Skip to Content
Biotechnology

Researchers have swapped the genome of gut germ E. coli for an artificial one

By creating a new genome, scientists could create organisms tailored to produce desirable compounds.
Micrograph of E. coli
Micrograph of E. coli
Micrograph of E. coliNIAID

Researchers say they have replaced all the genes of E. coli  bacteria with a complete copy of the genome synthesized in the lab. It’s a step toward creating germs that are genetically tailored to make a specific materials such as Kevlar or other polymers.

Scientists at the University of Cambridge report in Nature how, in a stepwise fashion, they gradually replaced the organism’s entire genome—it has 4 million DNA letters—with artificially made genes.

“It took two years, but we’d like to get this to the point where we can manufacture new synthetic genomes in less than a month,” says Jason Chin, a biologist with the UK Medical Research Council, who led the team. “That would massively accelerate the field, the number of things we can make and test.”  

The first synthetic bacterial genomes were created in 2008 and 2010 at the J. Craig Venter Institute. But the E. coli genome, which is four times their size, sets a new record.

A separate consortium is trying to create baker’s yeast with artificial genes, but that project is not yet complete.

In replacing the bacterium’s genome, Chin’s team also simplified it by replacing some of the three-letter DNA instruction sets, or codons, that cells use to determine which of 20 amino acids they’ll add to a protein.

In the end, Chin’s E. coli has only 61 codons instead of the usual 64.

That means the new species of germs, called Syn61, don’t only have man-made genes, but also show that an organism can live with what the UK team calls a “compressed” genetic code.

“One is a technical achievement; the other tells you something fundamental about biology and how malleable the genetic code really is,” says Chin.

Simplifying the E. coli genome means the unused parts of the code are now free to do other things. For instance, they could be repurposed so that bacteria make proteins involving any of a couple of hundred amino acids that life doesn’t normally make use of. That could lead to the manufacture of unusual polymers in bacteria, like the material that goes into bulletproof vests.

There is also a scientific question, says Chin.
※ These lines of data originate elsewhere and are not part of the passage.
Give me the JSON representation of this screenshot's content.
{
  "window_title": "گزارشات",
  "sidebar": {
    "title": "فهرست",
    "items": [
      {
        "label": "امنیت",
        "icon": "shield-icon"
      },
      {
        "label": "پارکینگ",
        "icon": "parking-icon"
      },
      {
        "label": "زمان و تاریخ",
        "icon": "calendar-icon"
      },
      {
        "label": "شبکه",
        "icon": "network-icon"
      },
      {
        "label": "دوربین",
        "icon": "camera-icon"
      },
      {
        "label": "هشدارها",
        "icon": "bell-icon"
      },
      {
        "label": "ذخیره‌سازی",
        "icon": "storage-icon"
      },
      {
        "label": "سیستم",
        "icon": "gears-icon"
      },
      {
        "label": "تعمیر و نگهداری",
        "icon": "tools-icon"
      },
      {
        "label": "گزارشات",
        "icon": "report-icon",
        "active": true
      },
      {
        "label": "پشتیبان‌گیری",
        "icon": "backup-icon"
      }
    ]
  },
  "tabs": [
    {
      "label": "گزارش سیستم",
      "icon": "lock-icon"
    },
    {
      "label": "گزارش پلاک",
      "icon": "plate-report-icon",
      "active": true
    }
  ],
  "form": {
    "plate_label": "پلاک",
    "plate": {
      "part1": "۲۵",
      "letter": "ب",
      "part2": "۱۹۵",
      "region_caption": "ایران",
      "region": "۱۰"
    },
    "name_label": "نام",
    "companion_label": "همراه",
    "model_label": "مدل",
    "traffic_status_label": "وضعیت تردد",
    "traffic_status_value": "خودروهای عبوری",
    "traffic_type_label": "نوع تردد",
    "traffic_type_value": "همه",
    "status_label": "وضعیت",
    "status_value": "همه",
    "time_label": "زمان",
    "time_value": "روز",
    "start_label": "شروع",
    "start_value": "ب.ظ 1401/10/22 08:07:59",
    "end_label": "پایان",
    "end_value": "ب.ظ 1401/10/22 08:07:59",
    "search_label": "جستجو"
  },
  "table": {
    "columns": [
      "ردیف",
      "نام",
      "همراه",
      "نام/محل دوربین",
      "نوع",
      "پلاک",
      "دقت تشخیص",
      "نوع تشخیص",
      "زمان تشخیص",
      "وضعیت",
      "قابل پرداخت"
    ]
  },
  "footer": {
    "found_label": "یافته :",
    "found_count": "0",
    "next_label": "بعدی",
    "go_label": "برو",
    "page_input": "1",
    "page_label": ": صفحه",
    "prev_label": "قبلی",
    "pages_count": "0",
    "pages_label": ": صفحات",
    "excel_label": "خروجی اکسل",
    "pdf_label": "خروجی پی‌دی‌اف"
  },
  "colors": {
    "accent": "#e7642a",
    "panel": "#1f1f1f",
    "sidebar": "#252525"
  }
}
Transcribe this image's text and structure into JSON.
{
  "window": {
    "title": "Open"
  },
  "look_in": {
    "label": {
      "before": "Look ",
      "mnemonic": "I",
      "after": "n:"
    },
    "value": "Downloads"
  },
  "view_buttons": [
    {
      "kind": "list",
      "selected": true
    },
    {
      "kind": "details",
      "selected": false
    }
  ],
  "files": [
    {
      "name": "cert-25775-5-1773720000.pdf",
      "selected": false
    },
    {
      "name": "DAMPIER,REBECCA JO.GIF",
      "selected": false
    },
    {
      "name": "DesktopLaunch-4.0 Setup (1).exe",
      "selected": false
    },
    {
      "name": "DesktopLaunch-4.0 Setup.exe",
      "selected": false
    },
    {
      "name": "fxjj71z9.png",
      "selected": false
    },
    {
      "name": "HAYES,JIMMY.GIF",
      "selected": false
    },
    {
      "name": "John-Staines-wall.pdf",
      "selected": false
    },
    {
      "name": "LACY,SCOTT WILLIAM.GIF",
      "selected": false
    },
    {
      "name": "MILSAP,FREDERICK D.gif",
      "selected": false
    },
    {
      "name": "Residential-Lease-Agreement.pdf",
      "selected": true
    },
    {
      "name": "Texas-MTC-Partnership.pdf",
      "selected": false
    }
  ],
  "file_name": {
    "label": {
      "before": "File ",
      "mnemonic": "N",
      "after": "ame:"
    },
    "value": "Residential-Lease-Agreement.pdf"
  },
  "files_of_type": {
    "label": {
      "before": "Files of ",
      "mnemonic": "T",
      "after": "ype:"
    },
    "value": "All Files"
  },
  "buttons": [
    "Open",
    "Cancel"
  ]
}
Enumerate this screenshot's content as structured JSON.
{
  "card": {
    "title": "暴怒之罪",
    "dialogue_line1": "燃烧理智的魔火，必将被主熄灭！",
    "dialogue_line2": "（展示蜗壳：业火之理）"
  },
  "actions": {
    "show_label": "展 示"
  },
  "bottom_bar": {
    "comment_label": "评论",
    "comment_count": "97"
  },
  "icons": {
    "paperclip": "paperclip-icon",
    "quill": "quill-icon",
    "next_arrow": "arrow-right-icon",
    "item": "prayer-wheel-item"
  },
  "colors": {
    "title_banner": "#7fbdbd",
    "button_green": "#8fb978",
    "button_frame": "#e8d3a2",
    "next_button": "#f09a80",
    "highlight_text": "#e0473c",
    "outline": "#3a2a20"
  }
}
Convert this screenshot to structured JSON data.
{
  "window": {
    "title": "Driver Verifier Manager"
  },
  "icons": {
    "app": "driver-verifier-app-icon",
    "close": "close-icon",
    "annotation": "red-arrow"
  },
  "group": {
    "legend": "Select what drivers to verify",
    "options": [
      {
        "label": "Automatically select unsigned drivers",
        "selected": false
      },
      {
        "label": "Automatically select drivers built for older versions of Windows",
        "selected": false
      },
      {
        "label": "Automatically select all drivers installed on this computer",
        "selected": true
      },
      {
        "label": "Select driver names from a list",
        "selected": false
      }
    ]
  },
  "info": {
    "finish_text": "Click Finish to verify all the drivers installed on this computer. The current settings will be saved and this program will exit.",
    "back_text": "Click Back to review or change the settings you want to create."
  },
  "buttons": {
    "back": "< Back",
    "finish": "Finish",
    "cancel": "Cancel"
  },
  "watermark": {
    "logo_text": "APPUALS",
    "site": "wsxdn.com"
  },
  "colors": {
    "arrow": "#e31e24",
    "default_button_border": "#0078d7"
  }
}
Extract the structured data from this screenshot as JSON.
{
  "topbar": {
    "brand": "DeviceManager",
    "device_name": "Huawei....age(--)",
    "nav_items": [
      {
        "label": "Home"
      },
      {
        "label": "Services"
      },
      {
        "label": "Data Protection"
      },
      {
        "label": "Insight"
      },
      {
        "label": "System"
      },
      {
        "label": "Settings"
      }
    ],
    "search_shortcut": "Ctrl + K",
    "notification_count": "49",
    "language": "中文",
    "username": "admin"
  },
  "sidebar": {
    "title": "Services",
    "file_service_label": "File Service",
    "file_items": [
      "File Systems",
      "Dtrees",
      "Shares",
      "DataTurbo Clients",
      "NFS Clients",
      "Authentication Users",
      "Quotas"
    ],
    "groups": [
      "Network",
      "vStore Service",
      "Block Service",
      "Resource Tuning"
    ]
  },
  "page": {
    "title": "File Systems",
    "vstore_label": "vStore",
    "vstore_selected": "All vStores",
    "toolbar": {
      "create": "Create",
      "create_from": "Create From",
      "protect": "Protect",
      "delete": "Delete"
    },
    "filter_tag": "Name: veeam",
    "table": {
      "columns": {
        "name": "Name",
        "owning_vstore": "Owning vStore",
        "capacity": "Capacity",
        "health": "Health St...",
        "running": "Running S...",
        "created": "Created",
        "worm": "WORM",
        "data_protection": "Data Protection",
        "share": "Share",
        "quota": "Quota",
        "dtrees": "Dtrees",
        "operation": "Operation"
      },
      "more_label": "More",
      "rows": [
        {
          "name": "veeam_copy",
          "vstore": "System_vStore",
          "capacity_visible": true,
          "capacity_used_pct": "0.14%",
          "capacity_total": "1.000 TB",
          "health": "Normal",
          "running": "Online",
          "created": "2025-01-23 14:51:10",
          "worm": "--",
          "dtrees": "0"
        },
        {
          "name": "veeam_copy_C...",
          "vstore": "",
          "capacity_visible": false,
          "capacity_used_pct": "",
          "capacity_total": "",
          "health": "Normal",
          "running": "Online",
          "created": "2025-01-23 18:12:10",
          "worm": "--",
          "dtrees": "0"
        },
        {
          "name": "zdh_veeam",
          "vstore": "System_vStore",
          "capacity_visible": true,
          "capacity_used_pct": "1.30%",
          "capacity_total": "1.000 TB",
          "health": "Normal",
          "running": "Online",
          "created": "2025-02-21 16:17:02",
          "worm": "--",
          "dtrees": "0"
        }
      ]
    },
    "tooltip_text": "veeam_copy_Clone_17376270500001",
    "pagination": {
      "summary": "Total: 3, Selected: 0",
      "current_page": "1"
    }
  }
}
Ever since the 1960s, when scientists first cracked the code, it’s been unclear exactly why it works the way it does—out of so many possibilities, why this one?

In 1968, Francis Crick, the co-discoverer of DNA’s chemical structure, proposed the “frozen accident” theory. Once basic life forms evolved, he suggested, the triplet codes got locked into place because any deviation from the universal program would be a big disadvantage. “By removing codons, we’re breaking that common language,” says Chin. “We’re unfreezing the code.” 

Deep Dive

Biotechnology

Death and Jeff Bezos
Death and Jeff Bezos

Meet Altos Labs, Silicon Valley’s latest wild bet on living forever

Funders of a deep-pocketed new "rejuvenation" startup are said to include Jeff Bezos and Yuri Milner.

travelers walk through Ronald Reagan Washington National Airport
travelers walk through Ronald Reagan Washington National Airport

We won’t know how bad omicron is for another month

Gene sequencing gave an early alert about the latest covid variant. But we'll only know if omicron is a problem by watching it spread.

The miracle molecule that could treat brain injuries and boost your fading memory

Discovered more than a decade ago, a remarkable compound shows promise in treating everything from Alzheimer’s to brain injuries—and it just might improve your cognitive abilities.

surgery
surgery

A gene-edited pig’s heart has been transplanted into a human for the first time

The procedure is a one-off, and highly experimental, but the technique could help reduce transplant waiting lists in the future.

Stay connected

Illustration by Rose WongIllustration by Rose Wong

Get the latest updates from
MIT Technology Review

Discover special offers, top stories, upcoming events, and more.

Thank you for submitting your email!

Explore more newsletters

It looks like something went wrong.

We’re having trouble saving your preferences. Try refreshing this page and updating them one more time. If you continue to get this message, reach out to us at customer-service@technologyreview.com with a list of newsletters you’d like to receive.